Deputy Chief of Navy, Rear Admiral Mark Hammond, joined staff from Navy’s Construction Branch in Adelaide today to mark the start of construction of the first of 12 new Offshore Patrol Vessels (OPV).
RADM Hammond attended the Osborne Naval Shipyard to see the welding of the first two component blocks which will form part of the first vessel off the production line.
The event included the announcement that Navy’s new Offshore Patrol Vessels will be known as the Arafura Class, with the first vessel to be commissioned HMAS Arafura when she enters service in 2022.
RADM Hammond said calling the vessels Arafura Class reflected the significance of Navy’s lasting operations to protect Australia’s interests in the Arafura Sea between Cape York and Cape Don.
“This name encapsulates the significant role our maritime regions have in the nation’s security and economic prosperity, importantly the littoral regions around the Australian continent,” he said.
“This is a much more capable class of ship with greater range, endurance, improved accommodation for the crew staying at sea longer and in every respect it will outperform older patrol boats.”
“The Arafura Class crews will be tight knit, executing very important missions that will ultimately lead to a great sense of camaraderie and achievement in doing something that’s worthwhile.”
The Arafura Class is a custom Australian variant of German shipbuilder Lürssen’s PV80 design and is 80 metres in length with a displacement of around 1,700 tonnes and a draught of 4 metres.
The Arafura Class will replace the Armidale Class and Cape Class patrol boats and will primarily be used for constabulary missions, maritime patrol and response duties.

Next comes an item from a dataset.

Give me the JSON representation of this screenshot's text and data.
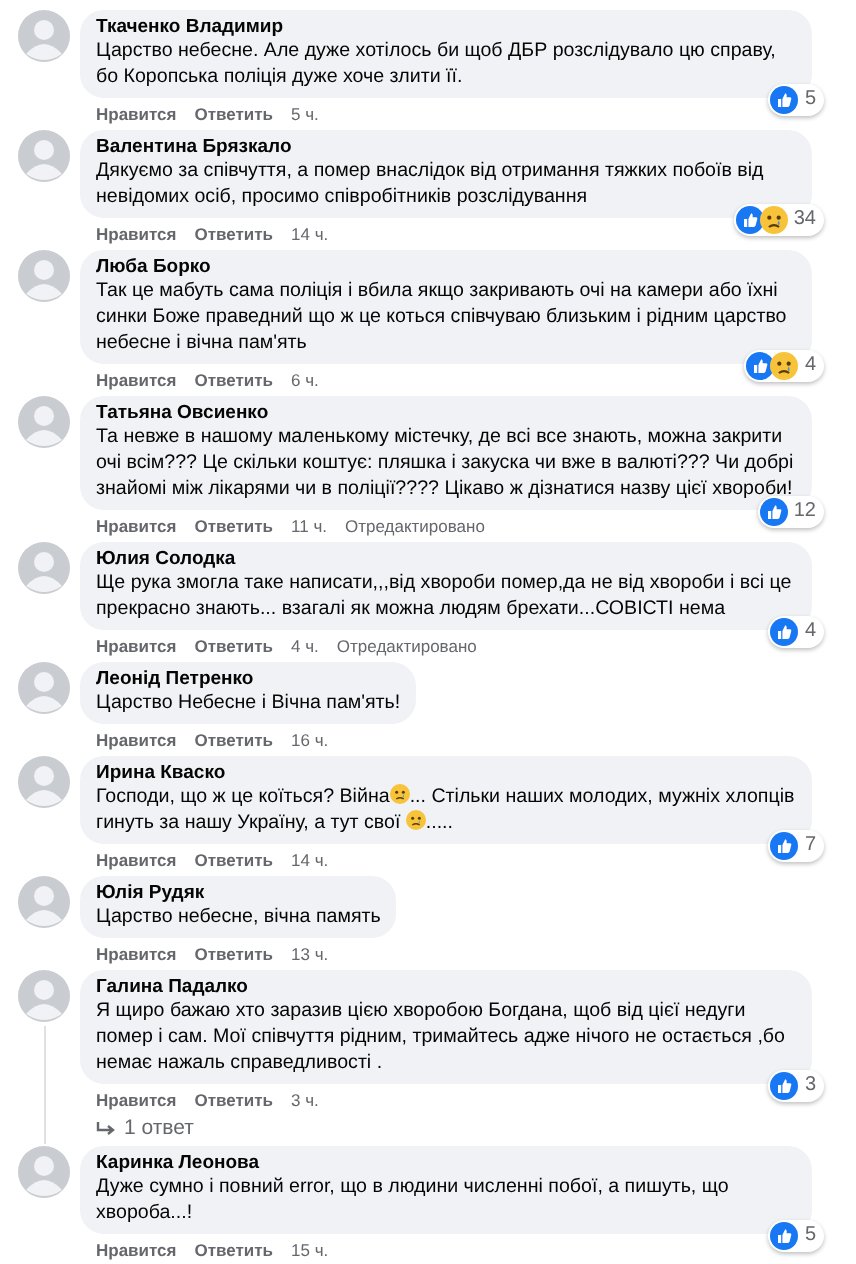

The OPV design will support specialist mission packages, such as a maritime tactical unmanned aerial system, and into the future, rapid environmental assessment and deployable mine counter measure capabilities.

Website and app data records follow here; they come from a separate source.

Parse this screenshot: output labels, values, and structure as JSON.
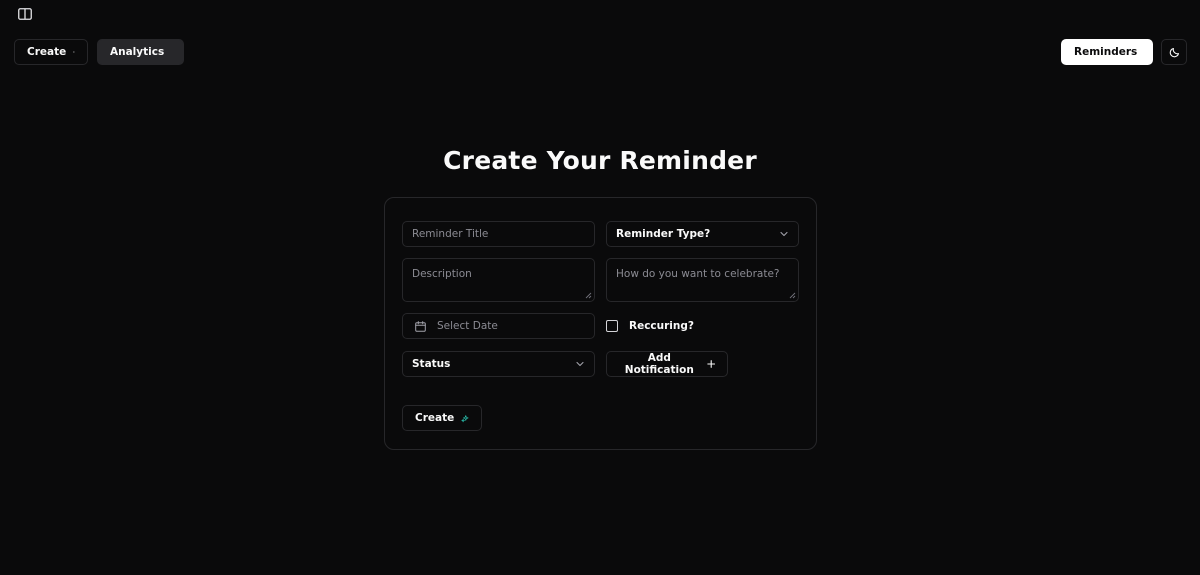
{
  "topbar": {
    "create_label": "Create",
    "analytics_label": "Analytics",
    "reminders_label": "Reminders"
  },
  "page": {
    "title": "Create Your Reminder"
  },
  "form": {
    "title_placeholder": "Reminder Title",
    "type_select_value": "Reminder Type?",
    "description_placeholder": "Description",
    "celebrate_placeholder": "How do you want to celebrate?",
    "date_placeholder": "Select Date",
    "recurring_label": "Reccuring?",
    "recurring_checked": false,
    "status_select_value": "Status",
    "add_notification_label": "Add Notification",
    "submit_label": "Create"
  },
  "icons": {
    "sidebar_toggle": "panel-left-icon",
    "create": "plus-icon",
    "analytics": "chart-line-icon",
    "reminders": "bell-icon",
    "theme": "moon-icon",
    "date": "calendar-icon",
    "select": "chevron-down-icon",
    "add_notification": "plus-icon",
    "submit": "sparkle-icon"
  },
  "colors": {
    "background": "#0a0a0b",
    "border": "#27272a",
    "accent": "#2dd4bf",
    "primary_button_bg": "#ffffff"
  }
}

The first two Arafura Class vessels will be built at Osborne with the following ten to be built at Henderson in Western Australia.